QUICK TIP – Decide on a few things that you can do to establish a soothing bedtime routine and begin to go through them at least one hour before you plan to be asleep.
#8 PRE-BED PREP
Try to get to bed around the same time every night. About an hour before bed, begin to slowly started to wind down. Start by turning off your digital devices and your television. Mellow the music you are listening to or find some soothing sleepy time tunes that will trigger a neural reminded that it’s almost time for sleep. Switch on your lamps with evening optimized bulbs and perhaps light some lavender scented candles.
#9 BEDTIME SNACK
Whatever your regular bedtime snack, it may be time to switch to snacks that soothe your tired brain and send it gently into dreamland.
Top of the list?
Kiwi. A small study found that volunteers who ate two kiwi fruits before bed slept thirteen percent longer. Why kiwi is such a good bedtime snack is not yet known, but scientists speculate that the sleep benefits of kiwi could be linked to antioxidants and serotonin.
QUICK TIP – Add some kiwi to your grocery list for your new bedtime snack.
#10 BEDTIME STRESS RELIEF JOURNAL & TO DO LIST
This is really two tips, but they are closely related as both have to do with minimizing bedtime stress and soothing nighttime anxiety. If you know your mind will be spinning with all the things you had been bombarded with during the day or if your are going to spend the night worrying about all the things you have to do tomorrow it’s time to take some control.
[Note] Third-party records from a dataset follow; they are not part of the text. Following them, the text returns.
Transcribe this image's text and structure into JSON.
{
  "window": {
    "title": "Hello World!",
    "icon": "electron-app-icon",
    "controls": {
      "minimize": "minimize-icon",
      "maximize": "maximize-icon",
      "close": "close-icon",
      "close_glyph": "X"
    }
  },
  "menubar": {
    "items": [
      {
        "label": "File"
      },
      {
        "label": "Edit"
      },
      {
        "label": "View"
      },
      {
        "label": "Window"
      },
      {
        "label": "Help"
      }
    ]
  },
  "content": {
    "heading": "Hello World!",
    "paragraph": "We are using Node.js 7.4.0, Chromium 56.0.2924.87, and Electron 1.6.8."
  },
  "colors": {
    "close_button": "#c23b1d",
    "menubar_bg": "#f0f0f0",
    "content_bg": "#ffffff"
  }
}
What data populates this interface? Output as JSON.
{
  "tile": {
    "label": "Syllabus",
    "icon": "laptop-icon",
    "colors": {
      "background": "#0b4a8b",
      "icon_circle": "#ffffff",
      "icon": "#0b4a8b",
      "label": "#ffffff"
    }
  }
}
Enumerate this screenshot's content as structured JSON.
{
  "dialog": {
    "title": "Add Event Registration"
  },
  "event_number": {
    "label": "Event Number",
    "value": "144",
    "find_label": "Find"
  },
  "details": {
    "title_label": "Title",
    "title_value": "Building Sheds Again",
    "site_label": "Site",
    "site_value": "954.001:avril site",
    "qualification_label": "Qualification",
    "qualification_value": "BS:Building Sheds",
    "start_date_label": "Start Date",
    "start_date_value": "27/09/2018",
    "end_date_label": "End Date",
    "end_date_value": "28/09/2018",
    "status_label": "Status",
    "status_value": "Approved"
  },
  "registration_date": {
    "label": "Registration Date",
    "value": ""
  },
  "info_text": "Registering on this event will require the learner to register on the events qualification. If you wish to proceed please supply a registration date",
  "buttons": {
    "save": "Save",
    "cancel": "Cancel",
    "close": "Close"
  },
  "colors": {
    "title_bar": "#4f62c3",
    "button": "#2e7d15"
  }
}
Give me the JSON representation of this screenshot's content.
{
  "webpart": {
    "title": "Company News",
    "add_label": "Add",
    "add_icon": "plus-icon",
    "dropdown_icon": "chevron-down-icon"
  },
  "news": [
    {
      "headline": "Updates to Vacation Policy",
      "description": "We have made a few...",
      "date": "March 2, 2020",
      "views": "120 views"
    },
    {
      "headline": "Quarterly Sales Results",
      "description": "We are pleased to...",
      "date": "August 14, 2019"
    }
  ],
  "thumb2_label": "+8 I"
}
These are stressors. They are anxiety-producers. Time to empty your mind of these toxic thoughts.
Nighttime Journal – Write down your day in a journal. Record the highs. Record the lows. Science tells us that the act of writing could help us to record the events we experienced during the day and that overnight our brain would process them into our memory. But that’s not all that keeping a nighttime journal can accomplish. Any problems or challenges we may be grappling with could be written down and turned over to be tackled by our brain, and maybe even solved, while we slept. The adage, ‘sleep on it’ is more true than we think.
Bedtime To-Do List – Jot down the important things you want to accomplish the next day before you go to bed. Once they are written down, you can stop trying to remember them, and relax and not worry about any items on your to-do list getting forgotten or worse, keeping you up at night.
The effect of simply recording your thoughts and fears, plans and problems, could be like the weight of worry lifted from you. In just a few minutes you could be calmer, less anxious, and feeling more in control.
QUICK TIP – Treat yourself to a fountain pen. This type of pen slows your hand and allows more time for your thoughts on paper, your hand, and your brain to consolidate what you are writing and so strengthening the connection between them.
BONUS TIP NUMBER ONE– TAKE A NAP!
Whether you opt for a 60 or 90 minute mid-day or afternoon nap, or settle for a five or ten minute power nap science shows that your brain and your memory will benefit.
BONUS TIP # TWO – SLEEP ON YOUR SIDE
A research team at Stony Brook University found that sleeping in the side position rather than on your back or stomach may be the more effective position for removing brain waste during the night and reducing the risk of Alzheimer’s.
Good night and sweet dreams.
Be encouraged to know that it is possible to get a better night’s sleep. Neuroscience has opened the door to some of the brain’s sleep secrets, and we can all benefit both our bodies and our brains by embracing this new research and making it part of our lives. It made a difference in mine.
Here is a recap of some sleep enhancers.
Understand the risks to your body and brain when you don’t get enough sleep. And the benefits when you do.
Create a sleep-friendly environment.
Write away the stresses and cares of today and jot down the ones you are anxious about tomorrow.
Add a bedtime routine to your life – and don’t forget that bedtime snack!